But as that deadline approached and campers packed their belongings Thursday, a provincial government statement said campers would get a 24-hour extension to stay while officials collected further information. However, by Thursday afternoon, Karn said the homeless campers were free to stay but the campground remains closed to other overnight guests. The ministry said there was miscommunication earlier in the day.
“The province has no deadline in place for their stay at present while outreach workers work with them on supports, including shelter and housing,” Karn said.
The public can still use the park during the day and people with reservations at the campground will get a refund.
The B.C. government said a 24-hour extension has been granted to existing campers at Goldstream Provincial Park. During that time, the government will collect further information and examine the situation. #yyj
— CHEK News (@CHEK_News) September 20, 2018
Housing Minister Selina Robinson said in a statement the campground was closed to ensure public safety, adding the park isn’t an appropriate place to establish a tent city.
“Our goal is to get people into shelters and longer-term housing,” she said.
Homeless advocate Ashley Mollison said the extension gives the campers a safe place to stay while they try to find suitable housing.
“This whole week we’ve seen that we’ve been chased by three levels of government and we’ve had five police departments that are chasing homeless people from park to street to now campground,” she said.
“This kind of action towards homeless people really escalates anti-homeless hate.”
There was also a confrontation at the park gates between Langford residents and homeless supporters, with roughly 20 residents arriving at Goldstream.
— April Lawrence (@AprilCHEK) September 20, 2018
The face-to-face encounter between the two sides forced West Shore RCMP officers to step in.
Jamie Thomson said he understands the need for housing but was concerned a large group of people were about to make the park their home for an indefinite time because of the impact they could have on “a completely and utterly pristine environment.”
“Let’s find somewhere they can go but let’s find somewhere they can go that can be fixed afterwards,” he said.
Lynne Hiback wiped away tears after explaining she felt she was being treated unfairly because she is homeless.
“I want shelter.

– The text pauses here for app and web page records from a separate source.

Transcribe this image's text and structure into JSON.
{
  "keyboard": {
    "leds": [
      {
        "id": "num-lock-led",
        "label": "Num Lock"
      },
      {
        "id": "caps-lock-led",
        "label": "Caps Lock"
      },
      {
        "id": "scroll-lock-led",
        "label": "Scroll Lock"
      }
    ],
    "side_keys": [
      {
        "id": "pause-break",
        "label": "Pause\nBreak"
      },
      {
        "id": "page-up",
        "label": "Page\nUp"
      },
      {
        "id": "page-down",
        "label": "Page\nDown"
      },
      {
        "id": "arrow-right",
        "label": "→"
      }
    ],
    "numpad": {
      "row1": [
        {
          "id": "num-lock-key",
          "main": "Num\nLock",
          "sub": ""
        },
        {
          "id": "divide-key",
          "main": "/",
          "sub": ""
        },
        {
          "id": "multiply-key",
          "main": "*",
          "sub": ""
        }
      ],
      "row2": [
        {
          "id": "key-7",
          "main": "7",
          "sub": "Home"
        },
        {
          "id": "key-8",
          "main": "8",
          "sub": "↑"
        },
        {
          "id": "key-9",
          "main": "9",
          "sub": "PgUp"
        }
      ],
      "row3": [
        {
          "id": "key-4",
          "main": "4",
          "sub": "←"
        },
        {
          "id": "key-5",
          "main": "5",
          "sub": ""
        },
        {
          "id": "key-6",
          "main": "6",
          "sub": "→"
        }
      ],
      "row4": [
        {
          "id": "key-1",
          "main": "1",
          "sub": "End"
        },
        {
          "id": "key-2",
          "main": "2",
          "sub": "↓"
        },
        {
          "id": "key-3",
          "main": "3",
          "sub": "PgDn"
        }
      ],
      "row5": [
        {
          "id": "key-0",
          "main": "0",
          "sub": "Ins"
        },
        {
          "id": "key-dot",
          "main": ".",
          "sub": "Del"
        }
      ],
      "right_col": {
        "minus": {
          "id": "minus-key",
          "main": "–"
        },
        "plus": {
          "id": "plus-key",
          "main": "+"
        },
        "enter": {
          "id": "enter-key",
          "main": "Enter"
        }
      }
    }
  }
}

I want protection,” she said. ”I want people for us, not against us.”
After nearly five months occupying a tent city at Regina Park in Saanich, homeless campers have been on the move from the Saanich park, to provincially-owned land and now the provincial park in just over a week.

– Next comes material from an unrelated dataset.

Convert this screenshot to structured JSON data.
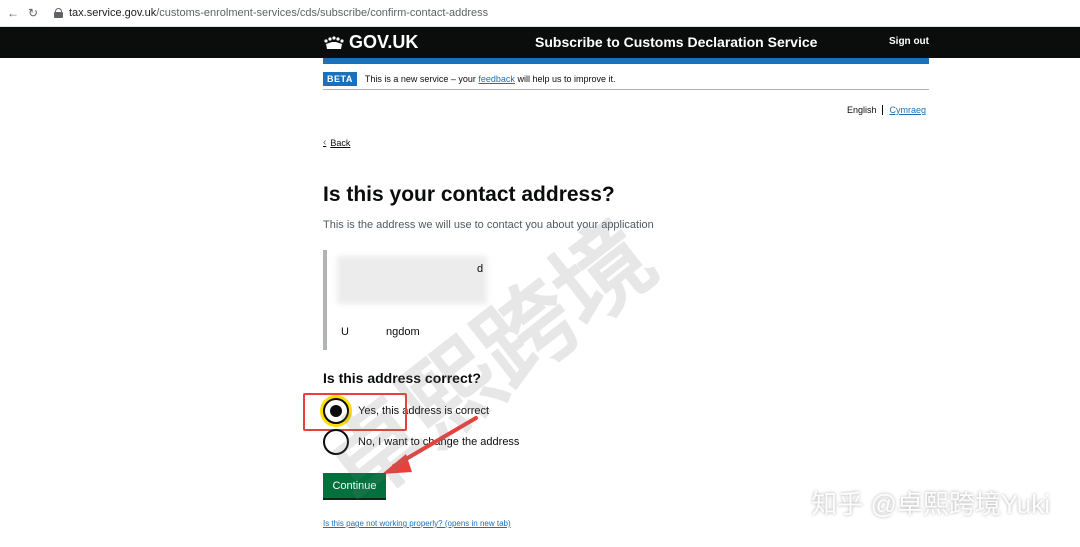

The campers moved to Goldstream Park after initially planning to occupy Rudd Park in Saanich Tuesday night, but were not allowed to start setting up until 7 p.m. because of a municipal bylaw.
Saanich police were also prohibiting the unloading of larger items, like couches, from the groups’ U-Haul trailers that were provided by advocates.
The campers had been removed Tuesday morning from Ministry of Transportation and Infrastructure land near Highway 17 by Saanich police, who were given the authorization to do so by the ministry.
They had been on that land since last Friday after being evicted from Regina Park earlier in the week.
Goldstream Park is in Premier John Horgan’s riding of Langford-Juan de Fuca, located 16 kilometres northwest of Victoria. There are 173 campsites at the 477-hectare park and two group sites.
The park is known for its huge 600-year-old Douglas fir trees and western red cedars. The park is also the site of an annual chum salmon spawning run, which draws thousands of visitors to the riverside trails and observation platforms.